• [EXERCISE REQUIREMENTS]: Look through the listing below and report every line that contains "中央区のプロフィール".

INPUT FOR THIS TASK Start Marker

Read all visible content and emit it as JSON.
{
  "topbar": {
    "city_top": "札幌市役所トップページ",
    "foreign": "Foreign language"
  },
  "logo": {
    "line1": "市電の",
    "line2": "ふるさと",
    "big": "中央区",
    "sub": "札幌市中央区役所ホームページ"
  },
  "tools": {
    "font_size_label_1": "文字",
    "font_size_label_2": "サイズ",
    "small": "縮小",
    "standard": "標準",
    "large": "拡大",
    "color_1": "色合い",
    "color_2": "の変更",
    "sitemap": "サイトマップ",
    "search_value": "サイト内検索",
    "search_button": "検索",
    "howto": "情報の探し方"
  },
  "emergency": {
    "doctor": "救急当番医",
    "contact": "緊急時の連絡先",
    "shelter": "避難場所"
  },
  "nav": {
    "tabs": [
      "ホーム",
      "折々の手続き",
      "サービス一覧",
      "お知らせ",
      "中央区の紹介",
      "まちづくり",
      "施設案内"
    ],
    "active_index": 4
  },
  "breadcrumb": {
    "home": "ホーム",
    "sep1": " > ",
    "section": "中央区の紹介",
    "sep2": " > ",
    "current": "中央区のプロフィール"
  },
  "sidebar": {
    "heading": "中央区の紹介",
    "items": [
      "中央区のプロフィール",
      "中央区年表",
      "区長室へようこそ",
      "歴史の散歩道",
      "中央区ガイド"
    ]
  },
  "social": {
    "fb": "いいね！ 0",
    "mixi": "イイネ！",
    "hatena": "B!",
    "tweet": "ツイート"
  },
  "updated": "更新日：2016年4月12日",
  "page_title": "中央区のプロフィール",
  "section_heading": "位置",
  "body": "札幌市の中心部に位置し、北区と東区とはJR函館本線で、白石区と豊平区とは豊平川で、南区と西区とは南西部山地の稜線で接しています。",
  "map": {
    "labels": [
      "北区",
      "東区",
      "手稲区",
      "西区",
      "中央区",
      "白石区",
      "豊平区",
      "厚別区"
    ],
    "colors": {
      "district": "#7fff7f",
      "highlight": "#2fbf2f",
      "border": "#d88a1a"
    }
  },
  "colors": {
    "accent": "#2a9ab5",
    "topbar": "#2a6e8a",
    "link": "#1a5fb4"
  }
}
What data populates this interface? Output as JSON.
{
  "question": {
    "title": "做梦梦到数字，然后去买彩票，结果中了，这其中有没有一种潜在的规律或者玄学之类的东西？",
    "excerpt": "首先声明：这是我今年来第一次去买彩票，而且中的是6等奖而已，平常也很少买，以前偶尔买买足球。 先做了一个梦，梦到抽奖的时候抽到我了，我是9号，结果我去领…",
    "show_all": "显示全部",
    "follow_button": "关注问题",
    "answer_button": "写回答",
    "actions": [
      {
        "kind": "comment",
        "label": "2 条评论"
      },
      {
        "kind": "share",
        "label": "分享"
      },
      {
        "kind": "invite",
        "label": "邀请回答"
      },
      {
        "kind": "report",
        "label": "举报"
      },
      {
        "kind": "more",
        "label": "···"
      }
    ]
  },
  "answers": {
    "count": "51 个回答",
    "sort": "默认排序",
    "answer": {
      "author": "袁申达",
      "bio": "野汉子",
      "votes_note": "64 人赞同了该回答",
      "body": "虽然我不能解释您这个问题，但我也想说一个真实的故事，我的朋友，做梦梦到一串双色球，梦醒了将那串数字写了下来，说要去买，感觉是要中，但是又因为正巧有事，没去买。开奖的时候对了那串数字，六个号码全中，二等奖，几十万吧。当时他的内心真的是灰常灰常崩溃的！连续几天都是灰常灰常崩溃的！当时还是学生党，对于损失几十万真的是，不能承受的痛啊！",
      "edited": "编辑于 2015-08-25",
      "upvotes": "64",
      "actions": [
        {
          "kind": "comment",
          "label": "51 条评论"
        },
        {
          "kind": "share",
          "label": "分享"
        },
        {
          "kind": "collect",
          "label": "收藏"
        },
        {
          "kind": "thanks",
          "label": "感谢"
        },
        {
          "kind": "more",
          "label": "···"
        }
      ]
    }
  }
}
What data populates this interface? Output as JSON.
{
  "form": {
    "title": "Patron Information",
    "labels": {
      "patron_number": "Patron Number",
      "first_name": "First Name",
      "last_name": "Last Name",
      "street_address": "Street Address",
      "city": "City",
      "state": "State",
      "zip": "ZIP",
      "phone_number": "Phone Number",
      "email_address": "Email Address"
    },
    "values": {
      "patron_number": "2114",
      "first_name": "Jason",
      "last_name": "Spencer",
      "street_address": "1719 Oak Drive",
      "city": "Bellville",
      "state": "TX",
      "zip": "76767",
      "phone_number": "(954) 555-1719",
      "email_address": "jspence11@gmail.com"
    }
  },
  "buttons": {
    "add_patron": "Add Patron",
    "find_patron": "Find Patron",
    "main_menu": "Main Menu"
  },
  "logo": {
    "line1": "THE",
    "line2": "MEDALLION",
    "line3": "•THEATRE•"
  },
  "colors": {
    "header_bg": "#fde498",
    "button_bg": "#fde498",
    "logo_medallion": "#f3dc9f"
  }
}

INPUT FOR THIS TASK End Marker

• [OUTPUT OF THE TASK]:
    "current": "中央区のプロフィール"
      "中央区のプロフィール",
  "page_title": "中央区のプロフィール",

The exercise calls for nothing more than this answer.